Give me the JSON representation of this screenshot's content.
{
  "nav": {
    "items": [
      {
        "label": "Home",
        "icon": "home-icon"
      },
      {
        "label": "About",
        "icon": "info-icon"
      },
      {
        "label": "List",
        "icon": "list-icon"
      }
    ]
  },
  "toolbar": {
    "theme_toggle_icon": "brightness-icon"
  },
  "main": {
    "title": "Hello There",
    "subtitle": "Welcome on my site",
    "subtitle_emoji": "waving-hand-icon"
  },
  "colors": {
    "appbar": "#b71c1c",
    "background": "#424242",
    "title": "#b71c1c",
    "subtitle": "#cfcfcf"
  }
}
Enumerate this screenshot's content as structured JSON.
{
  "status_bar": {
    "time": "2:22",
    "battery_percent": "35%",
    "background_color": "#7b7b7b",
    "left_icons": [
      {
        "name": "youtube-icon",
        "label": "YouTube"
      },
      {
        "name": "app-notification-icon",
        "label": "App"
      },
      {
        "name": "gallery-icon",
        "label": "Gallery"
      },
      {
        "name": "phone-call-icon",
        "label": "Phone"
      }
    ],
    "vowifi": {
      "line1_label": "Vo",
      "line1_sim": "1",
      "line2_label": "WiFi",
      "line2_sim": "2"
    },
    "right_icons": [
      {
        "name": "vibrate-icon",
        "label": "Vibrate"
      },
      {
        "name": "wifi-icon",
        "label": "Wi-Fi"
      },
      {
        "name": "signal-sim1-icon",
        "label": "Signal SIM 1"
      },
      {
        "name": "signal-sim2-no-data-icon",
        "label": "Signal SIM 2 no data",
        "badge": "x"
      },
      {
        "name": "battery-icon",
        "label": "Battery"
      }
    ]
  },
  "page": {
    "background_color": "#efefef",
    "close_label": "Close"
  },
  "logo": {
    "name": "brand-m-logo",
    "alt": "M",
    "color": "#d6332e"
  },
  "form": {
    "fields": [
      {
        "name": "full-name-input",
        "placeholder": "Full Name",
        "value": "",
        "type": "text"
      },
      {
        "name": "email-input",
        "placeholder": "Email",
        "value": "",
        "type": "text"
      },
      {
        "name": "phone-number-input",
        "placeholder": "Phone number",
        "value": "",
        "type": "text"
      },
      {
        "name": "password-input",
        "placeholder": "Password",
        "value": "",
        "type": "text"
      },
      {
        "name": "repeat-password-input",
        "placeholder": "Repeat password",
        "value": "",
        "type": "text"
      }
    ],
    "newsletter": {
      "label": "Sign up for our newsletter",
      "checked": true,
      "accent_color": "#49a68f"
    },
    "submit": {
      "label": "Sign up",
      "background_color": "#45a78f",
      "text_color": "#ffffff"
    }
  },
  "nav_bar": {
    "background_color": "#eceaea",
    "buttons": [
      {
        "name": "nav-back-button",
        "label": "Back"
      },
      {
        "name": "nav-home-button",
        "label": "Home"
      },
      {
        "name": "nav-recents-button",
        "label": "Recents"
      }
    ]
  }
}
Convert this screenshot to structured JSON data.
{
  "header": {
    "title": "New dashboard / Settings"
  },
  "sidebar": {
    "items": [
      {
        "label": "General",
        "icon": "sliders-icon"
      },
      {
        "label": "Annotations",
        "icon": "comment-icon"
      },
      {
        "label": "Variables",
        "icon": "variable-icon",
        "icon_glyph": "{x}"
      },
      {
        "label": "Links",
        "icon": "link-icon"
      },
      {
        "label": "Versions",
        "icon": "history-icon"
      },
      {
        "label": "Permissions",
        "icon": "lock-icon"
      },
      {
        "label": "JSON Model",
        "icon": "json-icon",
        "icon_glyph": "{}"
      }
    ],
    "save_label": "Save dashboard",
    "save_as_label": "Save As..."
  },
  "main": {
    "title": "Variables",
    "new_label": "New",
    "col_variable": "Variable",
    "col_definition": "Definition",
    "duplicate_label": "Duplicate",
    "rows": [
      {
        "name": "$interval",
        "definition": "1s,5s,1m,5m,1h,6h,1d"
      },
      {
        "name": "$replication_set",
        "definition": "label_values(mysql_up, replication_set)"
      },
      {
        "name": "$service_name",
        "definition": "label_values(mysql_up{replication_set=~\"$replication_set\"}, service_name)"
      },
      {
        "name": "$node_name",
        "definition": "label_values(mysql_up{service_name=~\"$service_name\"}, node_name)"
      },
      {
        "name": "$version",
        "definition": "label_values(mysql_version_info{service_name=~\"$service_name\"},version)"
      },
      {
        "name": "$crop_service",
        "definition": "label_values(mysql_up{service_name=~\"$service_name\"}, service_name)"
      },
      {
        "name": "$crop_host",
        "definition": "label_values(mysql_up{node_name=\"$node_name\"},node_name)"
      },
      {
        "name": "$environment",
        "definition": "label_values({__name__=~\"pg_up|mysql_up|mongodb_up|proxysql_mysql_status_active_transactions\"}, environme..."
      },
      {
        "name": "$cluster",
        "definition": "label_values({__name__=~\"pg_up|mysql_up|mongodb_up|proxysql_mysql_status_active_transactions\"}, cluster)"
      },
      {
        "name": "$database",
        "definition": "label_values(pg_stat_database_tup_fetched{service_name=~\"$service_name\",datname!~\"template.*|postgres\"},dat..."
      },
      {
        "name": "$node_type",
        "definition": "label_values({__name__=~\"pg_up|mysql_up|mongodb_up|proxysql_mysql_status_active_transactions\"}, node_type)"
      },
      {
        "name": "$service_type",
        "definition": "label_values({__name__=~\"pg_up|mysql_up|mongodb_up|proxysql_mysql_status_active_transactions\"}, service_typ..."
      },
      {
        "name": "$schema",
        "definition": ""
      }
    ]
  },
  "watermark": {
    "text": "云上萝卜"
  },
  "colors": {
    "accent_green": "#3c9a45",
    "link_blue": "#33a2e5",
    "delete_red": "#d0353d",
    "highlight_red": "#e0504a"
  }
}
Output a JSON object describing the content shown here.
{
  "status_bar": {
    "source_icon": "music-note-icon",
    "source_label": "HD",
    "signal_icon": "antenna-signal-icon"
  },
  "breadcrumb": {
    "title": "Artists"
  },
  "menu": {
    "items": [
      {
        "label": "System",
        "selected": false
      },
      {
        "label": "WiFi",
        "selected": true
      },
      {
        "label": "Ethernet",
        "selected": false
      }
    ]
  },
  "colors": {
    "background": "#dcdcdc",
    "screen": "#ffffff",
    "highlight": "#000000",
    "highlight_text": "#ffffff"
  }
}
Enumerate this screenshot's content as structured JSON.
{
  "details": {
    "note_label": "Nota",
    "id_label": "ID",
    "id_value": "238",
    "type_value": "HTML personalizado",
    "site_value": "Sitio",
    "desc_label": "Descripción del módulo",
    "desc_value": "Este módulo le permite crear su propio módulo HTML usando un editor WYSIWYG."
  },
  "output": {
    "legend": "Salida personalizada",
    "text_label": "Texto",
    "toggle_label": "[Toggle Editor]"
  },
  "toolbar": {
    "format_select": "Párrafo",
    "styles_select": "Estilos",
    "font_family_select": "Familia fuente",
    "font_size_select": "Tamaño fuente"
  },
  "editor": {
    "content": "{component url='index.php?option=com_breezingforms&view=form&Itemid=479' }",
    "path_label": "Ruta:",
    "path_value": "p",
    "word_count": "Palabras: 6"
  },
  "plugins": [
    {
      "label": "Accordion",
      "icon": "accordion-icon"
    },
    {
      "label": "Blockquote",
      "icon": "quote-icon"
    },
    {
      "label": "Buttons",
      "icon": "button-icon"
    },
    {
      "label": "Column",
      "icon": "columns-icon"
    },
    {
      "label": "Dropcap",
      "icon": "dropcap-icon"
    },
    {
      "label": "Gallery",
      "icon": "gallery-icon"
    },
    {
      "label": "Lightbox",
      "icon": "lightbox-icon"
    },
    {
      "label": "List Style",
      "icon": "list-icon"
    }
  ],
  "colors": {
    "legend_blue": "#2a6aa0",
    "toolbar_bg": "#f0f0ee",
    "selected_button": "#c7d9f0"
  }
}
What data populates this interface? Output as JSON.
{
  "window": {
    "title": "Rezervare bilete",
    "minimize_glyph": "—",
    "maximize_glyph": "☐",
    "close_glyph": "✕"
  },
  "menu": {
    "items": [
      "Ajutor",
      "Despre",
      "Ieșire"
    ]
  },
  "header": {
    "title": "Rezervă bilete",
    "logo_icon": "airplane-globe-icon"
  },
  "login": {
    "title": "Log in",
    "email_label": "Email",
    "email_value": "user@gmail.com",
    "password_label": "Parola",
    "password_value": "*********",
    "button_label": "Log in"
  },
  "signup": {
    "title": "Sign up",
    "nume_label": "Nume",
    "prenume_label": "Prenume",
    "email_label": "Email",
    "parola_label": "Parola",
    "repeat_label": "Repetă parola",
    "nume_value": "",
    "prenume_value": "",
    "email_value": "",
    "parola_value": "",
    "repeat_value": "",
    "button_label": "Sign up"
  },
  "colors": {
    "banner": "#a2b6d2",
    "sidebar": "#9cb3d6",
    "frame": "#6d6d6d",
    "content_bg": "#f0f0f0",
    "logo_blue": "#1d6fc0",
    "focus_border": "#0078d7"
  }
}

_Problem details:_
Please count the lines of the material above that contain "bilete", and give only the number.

_Solution below:_
2